Acknowledgements

  1. Top of page
  2. Abstract
  3. Jaw-Muscle Architecture: Linking Form and Function
  4. MATERIALS AND METHODS
  5. RESULTS
  6. DISCUSSION
  7. CONCLUSIONS
  8. Acknowledgements
  9. LITERATURE CITED

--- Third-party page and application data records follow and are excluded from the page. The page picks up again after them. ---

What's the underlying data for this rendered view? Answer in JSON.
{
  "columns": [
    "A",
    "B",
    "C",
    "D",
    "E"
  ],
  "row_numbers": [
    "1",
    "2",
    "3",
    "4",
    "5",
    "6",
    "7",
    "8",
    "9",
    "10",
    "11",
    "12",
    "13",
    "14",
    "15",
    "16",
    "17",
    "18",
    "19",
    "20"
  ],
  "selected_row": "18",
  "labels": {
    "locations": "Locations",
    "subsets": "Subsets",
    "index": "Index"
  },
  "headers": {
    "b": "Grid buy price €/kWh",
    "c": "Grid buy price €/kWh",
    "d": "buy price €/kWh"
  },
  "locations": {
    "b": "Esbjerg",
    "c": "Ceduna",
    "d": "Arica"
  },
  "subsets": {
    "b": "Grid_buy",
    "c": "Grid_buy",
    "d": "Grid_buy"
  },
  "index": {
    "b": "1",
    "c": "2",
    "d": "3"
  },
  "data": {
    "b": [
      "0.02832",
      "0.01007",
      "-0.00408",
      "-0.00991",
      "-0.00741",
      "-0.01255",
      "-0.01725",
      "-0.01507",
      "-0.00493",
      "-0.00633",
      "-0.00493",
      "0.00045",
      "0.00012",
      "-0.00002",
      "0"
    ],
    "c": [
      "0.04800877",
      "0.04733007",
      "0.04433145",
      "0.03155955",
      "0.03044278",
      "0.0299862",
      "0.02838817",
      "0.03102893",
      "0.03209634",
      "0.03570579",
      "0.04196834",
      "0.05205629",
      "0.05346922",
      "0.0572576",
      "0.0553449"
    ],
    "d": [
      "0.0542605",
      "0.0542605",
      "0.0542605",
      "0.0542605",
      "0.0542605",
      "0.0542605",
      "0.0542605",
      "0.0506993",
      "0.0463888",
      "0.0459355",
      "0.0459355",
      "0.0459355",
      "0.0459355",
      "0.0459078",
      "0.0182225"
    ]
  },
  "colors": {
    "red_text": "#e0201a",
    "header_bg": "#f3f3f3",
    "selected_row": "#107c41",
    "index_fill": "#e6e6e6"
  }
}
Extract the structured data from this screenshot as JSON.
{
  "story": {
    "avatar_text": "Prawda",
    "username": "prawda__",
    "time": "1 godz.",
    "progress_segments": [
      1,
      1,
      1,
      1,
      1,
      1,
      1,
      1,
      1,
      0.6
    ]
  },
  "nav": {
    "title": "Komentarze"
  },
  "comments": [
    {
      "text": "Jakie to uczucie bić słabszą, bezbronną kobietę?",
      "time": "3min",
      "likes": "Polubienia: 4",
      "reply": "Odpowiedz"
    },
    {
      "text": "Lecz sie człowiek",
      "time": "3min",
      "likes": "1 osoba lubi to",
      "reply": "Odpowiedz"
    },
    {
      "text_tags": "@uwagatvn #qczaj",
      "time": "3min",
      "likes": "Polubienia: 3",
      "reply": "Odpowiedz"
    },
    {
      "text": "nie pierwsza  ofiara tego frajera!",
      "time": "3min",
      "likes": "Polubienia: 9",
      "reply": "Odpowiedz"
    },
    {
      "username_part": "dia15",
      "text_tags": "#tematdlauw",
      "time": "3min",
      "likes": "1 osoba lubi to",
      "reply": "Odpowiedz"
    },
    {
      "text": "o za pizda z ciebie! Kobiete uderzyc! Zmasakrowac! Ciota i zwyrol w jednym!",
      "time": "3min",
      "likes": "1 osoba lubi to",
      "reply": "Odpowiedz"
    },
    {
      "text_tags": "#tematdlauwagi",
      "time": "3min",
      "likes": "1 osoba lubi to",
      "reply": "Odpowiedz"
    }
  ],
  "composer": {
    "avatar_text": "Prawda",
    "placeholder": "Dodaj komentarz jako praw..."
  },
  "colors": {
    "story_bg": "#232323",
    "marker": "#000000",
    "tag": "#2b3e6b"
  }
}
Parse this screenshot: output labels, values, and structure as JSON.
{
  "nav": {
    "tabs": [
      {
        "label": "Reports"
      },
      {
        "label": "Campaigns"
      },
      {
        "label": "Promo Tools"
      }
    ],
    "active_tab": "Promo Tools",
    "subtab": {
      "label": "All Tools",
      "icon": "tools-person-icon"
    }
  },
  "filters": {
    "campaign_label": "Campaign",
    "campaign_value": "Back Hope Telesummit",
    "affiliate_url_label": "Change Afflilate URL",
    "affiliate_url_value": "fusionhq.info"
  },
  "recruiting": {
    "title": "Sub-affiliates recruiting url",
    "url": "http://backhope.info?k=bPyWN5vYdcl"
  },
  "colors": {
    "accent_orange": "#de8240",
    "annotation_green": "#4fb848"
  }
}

The authors thank Qian Wang, Valerie DeLeon, Timothy Smith, and Jason Organ for the invitation to participate in this special issue of the Anatomical Record. The authors thank Carel van Schaik, Anthropological Institute and Museum (Zürich), Richard W. Thorington and Linda Gordon (USNM), Elizabeth Curran (NEPRC), Amanda Trainor (WPRC), and Susan Gibson (SMBRR) for supplying the cadaveric specimens used in the analysis of muscle fiber architecture. They also thank A. Doherty, N. Robl, C. Thompson, B. Armfield, and A. Mork for assisting in unpublished EMG data collection from Cebus apella, and C. Eng, E. Han, and K. Jones for assisting in jaw-muscle fiber architecture data collection. The veterinary staff at NEOUCOM provided animal care for the capuchins.

LITERATURE CITED

  1. Top of page
  2. Abstract
  3. Jaw-Muscle Architecture: Linking Form and Function
  4. MATERIALS AND METHODS
  5. RESULTS
  6. DISCUSSION
  7. CONCLUSIONS
  8. Acknowledgements
  9. LITERATURE CITED